* [What you should do]:
State how many lines in the records below contain the string "Daily", and give nothing besides that number.

Segment Start: Data extracts

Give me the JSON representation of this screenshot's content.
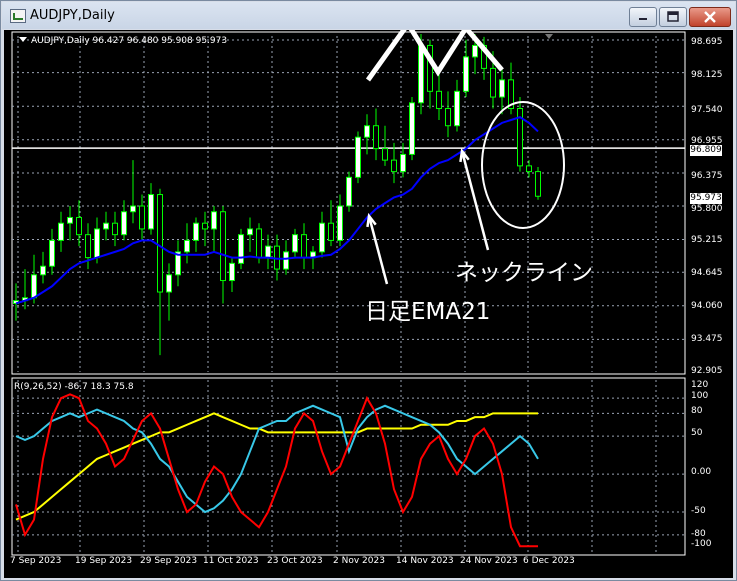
{
  "window": {
    "title": "AUDJPY,Daily"
  },
  "main": {
    "info": "AUDJPY,Daily  96.427 96.480 95.908 95.973",
    "price_levels": [
      "98.695",
      "98.125",
      "97.540",
      "96.955",
      "96.375",
      "95.800",
      "95.215",
      "94.645",
      "94.060",
      "93.475",
      "92.905"
    ],
    "tag_line": "96.809",
    "tag_last": "95.973"
  },
  "sub": {
    "info": "R(9,26,52) -86.7 18.3 75.8",
    "levels": [
      "120",
      "100",
      "80",
      "50",
      "0.00",
      "-50",
      "-80",
      "-100"
    ]
  },
  "dates": [
    "7 Sep 2023",
    "19 Sep 2023",
    "29 Sep 2023",
    "11 Oct 2023",
    "23 Oct 2023",
    "2 Nov 2023",
    "14 Nov 2023",
    "24 Nov 2023",
    "6 Dec 2023"
  ],
  "annotations": {
    "ema_label": "日足EMA21",
    "neck_label": "ネックライン"
  },
  "colors": {
    "candle": "#00ff00",
    "body": "#ffffff",
    "ema": "#0000ff",
    "red": "#ff0000",
    "cyan": "#38c8e8",
    "yellow": "#ffff00"
  },
  "chart_data": {
    "type": "line",
    "candles": [
      [
        94.1,
        94.45,
        93.8,
        94.15
      ],
      [
        94.15,
        94.7,
        94.0,
        94.2
      ],
      [
        94.2,
        94.95,
        94.1,
        94.6
      ],
      [
        94.6,
        95.0,
        94.45,
        94.75
      ],
      [
        94.75,
        95.4,
        94.6,
        95.2
      ],
      [
        95.2,
        95.7,
        95.0,
        95.5
      ],
      [
        95.5,
        95.8,
        95.2,
        95.6
      ],
      [
        95.6,
        95.9,
        95.1,
        95.3
      ],
      [
        95.3,
        95.5,
        94.7,
        94.9
      ],
      [
        94.9,
        95.6,
        94.8,
        95.4
      ],
      [
        95.4,
        95.7,
        95.2,
        95.5
      ],
      [
        95.5,
        95.7,
        95.1,
        95.3
      ],
      [
        95.3,
        95.9,
        95.2,
        95.7
      ],
      [
        95.7,
        96.6,
        95.5,
        95.8
      ],
      [
        95.8,
        96.0,
        95.2,
        95.4
      ],
      [
        95.4,
        96.2,
        95.3,
        96.0
      ],
      [
        96.0,
        96.1,
        93.2,
        94.3
      ],
      [
        94.3,
        94.8,
        93.8,
        94.6
      ],
      [
        94.6,
        95.2,
        94.4,
        95.0
      ],
      [
        95.0,
        95.5,
        94.8,
        95.2
      ],
      [
        95.2,
        95.6,
        95.0,
        95.5
      ],
      [
        95.5,
        95.7,
        95.1,
        95.4
      ],
      [
        95.4,
        95.8,
        95.0,
        95.7
      ],
      [
        95.7,
        95.8,
        94.1,
        94.5
      ],
      [
        94.5,
        94.9,
        94.3,
        94.8
      ],
      [
        94.8,
        95.4,
        94.7,
        95.3
      ],
      [
        95.3,
        95.6,
        95.0,
        95.4
      ],
      [
        95.4,
        95.5,
        94.8,
        94.9
      ],
      [
        94.9,
        95.3,
        94.7,
        95.1
      ],
      [
        95.1,
        95.3,
        94.5,
        94.7
      ],
      [
        94.7,
        95.2,
        94.6,
        95.0
      ],
      [
        95.0,
        95.4,
        94.9,
        95.3
      ],
      [
        95.3,
        95.5,
        94.7,
        94.9
      ],
      [
        94.9,
        95.1,
        94.7,
        95.0
      ],
      [
        95.0,
        95.7,
        94.9,
        95.5
      ],
      [
        95.5,
        95.9,
        95.1,
        95.2
      ],
      [
        95.2,
        96.0,
        95.1,
        95.8
      ],
      [
        95.8,
        96.4,
        95.7,
        96.3
      ],
      [
        96.3,
        97.1,
        96.2,
        97.0
      ],
      [
        97.0,
        97.4,
        96.7,
        97.2
      ],
      [
        97.2,
        97.5,
        96.6,
        96.8
      ],
      [
        96.8,
        97.2,
        96.5,
        96.6
      ],
      [
        96.6,
        96.9,
        96.2,
        96.4
      ],
      [
        96.4,
        96.9,
        96.3,
        96.7
      ],
      [
        96.7,
        97.7,
        96.6,
        97.6
      ],
      [
        97.6,
        98.8,
        97.4,
        98.6
      ],
      [
        98.6,
        98.7,
        97.5,
        97.8
      ],
      [
        97.8,
        98.1,
        97.3,
        97.5
      ],
      [
        97.5,
        97.8,
        97.0,
        97.2
      ],
      [
        97.2,
        98.0,
        97.1,
        97.8
      ],
      [
        97.8,
        98.7,
        97.7,
        98.4
      ],
      [
        98.4,
        98.8,
        98.1,
        98.6
      ],
      [
        98.6,
        98.75,
        98.0,
        98.2
      ],
      [
        98.2,
        98.5,
        97.5,
        97.7
      ],
      [
        97.7,
        98.2,
        97.4,
        98.0
      ],
      [
        98.0,
        98.3,
        97.4,
        97.5
      ],
      [
        97.5,
        97.7,
        96.4,
        96.5
      ],
      [
        96.5,
        96.6,
        96.3,
        96.4
      ],
      [
        96.4,
        96.48,
        95.91,
        95.97
      ]
    ],
    "ema21": [
      94.1,
      94.15,
      94.2,
      94.3,
      94.4,
      94.55,
      94.7,
      94.8,
      94.85,
      94.9,
      94.95,
      95.0,
      95.05,
      95.15,
      95.2,
      95.2,
      95.1,
      95.0,
      94.95,
      94.95,
      94.95,
      94.95,
      95.0,
      94.95,
      94.9,
      94.9,
      94.92,
      94.9,
      94.9,
      94.88,
      94.88,
      94.9,
      94.9,
      94.9,
      94.93,
      94.95,
      95.05,
      95.2,
      95.4,
      95.6,
      95.75,
      95.85,
      95.95,
      96.0,
      96.1,
      96.3,
      96.45,
      96.55,
      96.6,
      96.7,
      96.8,
      96.95,
      97.05,
      97.15,
      97.25,
      97.3,
      97.35,
      97.25,
      97.1
    ],
    "neckline": 96.809,
    "ylim": [
      92.905,
      98.695
    ],
    "rci_red": [
      -40,
      -80,
      -60,
      20,
      75,
      100,
      105,
      100,
      70,
      60,
      40,
      10,
      20,
      45,
      70,
      80,
      60,
      20,
      -20,
      -50,
      -40,
      -10,
      10,
      0,
      -30,
      -50,
      -60,
      -70,
      -50,
      -20,
      10,
      60,
      80,
      70,
      30,
      0,
      10,
      40,
      70,
      100,
      80,
      40,
      -20,
      -50,
      -30,
      20,
      40,
      50,
      20,
      0,
      20,
      50,
      60,
      40,
      0,
      -70,
      -95,
      -95,
      -95
    ],
    "rci_cyan": [
      50,
      45,
      50,
      60,
      70,
      75,
      80,
      75,
      80,
      85,
      80,
      75,
      70,
      60,
      55,
      40,
      20,
      10,
      -10,
      -30,
      -40,
      -50,
      -45,
      -35,
      -20,
      0,
      30,
      60,
      65,
      70,
      70,
      80,
      85,
      90,
      85,
      80,
      75,
      30,
      60,
      75,
      85,
      90,
      85,
      80,
      75,
      70,
      65,
      55,
      40,
      20,
      10,
      0,
      10,
      20,
      30,
      40,
      50,
      40,
      20
    ],
    "rci_yellow": [
      -60,
      -55,
      -50,
      -40,
      -30,
      -20,
      -10,
      0,
      10,
      20,
      25,
      30,
      35,
      40,
      45,
      50,
      55,
      55,
      60,
      65,
      70,
      75,
      80,
      75,
      70,
      65,
      60,
      60,
      55,
      55,
      55,
      55,
      55,
      55,
      55,
      55,
      55,
      55,
      55,
      60,
      60,
      60,
      60,
      60,
      60,
      65,
      65,
      65,
      65,
      70,
      70,
      75,
      75,
      80,
      80,
      80,
      80,
      80,
      80
    ],
    "rci_ylim": [
      -100,
      120
    ]
  }
}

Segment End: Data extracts

* [Final answer]:
2